Fantastic work as always Nick and the historical write up was a treat as well!!It will be very interesting to see how early war CoC plays out.ReplyDelete
Hi Nick, I have the same problem with blogger and Christopher (aka Axebreaker) above, is one of the many that I am unable to leave comments on.ReplyDelete
Wonderful painting and love the way you paint all the extra little details that the majority of us tend to skim over.
I now have a copy of the CoC 1940 Handbook which is superb and can see lots more early WW2 collections getting painted.
I also have problems with posting comments in Blogger, and it does not seem entirely logical at times. Trying different browsers helps, as I can not comment through Chrome sometimes! Also try to log into google through another site - typically I log into Youtube before trying to post comments into blogger. Odd but works.
Great looking early-war troops! I do like the earlier uniform with the contrasting jacket and trousers colors. BTW, I have had some problems trying to post comments on certain blogs in the recent past too.ReplyDelete
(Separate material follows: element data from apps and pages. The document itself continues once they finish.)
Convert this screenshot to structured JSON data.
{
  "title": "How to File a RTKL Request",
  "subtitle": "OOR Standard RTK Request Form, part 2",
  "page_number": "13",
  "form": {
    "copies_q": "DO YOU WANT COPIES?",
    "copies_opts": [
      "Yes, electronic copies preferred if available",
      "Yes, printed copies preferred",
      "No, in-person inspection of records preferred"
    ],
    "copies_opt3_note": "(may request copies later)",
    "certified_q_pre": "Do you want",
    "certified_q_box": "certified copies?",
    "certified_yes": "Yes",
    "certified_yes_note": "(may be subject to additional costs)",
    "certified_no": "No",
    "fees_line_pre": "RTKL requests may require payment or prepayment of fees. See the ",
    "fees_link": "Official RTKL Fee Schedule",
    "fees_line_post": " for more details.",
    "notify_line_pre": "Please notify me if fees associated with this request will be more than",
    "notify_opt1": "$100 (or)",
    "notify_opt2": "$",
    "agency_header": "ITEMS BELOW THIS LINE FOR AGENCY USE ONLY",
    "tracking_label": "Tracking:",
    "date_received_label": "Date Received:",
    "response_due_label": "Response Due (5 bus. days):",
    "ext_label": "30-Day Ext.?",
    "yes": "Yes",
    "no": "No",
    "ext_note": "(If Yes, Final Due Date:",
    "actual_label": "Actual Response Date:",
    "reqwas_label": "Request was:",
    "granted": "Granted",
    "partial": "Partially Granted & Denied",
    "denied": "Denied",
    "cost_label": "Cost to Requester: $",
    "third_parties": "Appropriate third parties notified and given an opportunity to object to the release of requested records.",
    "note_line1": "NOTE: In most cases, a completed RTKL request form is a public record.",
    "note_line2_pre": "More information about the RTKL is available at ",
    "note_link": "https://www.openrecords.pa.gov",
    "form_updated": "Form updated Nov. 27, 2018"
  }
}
Nice work Nick, they really pop.ReplyDelete
Re. Blogger I have that problem but only when using my IPad, it posts OK from my Kindle and laptop.
Wonderful paintjob and great bases as well, they add a lot to your already wonderful work!ReplyDelete
Hey Nick, fabulous painting and an interesting read too :o)ReplyDelete
Excellent and beautifully painted minis, you work is always of such high quality.ReplyDelete
They are lovely. Great work.ReplyDelete
Fantastic work. I'm curious though. During which period did the Wehrmacht wear these green-hued uniforms. Did it transition to the field greys more ubiquitous over the duration of WW2 (excluding the winter campaigns of course)?ReplyDelete
What I tried to represent here is the so called "reed green" version of Fieldgrey. It is commonly associated with the earlier stages of the war up until Barbarossa, but was rather common throughout the war.
Thanks for the clarification Moiterei. As my interest grew in WW2 especially the Eastern Front, I had to fight the Hollywood stereotypes of neutral grey German infantry uniforms (surprisingly not easy). I slowly came to realize that in reality the Wehrmacht uniform was actually greener, and even then I was surprised just how green.Delete
Lovely work, as always. I like the way you get the balance right, so that they are bright enough to pop on the gaming table, but also look great in close-up. The perfect balance in mini painting in my opinion.ReplyDelete
Superb brushwork Nick!ReplyDelete
Great brushwork well done nicely painted figures!ReplyDelete
Maybe it’s the pictures or my eyes but the tunics looks too green and the pants a bit bluish to me.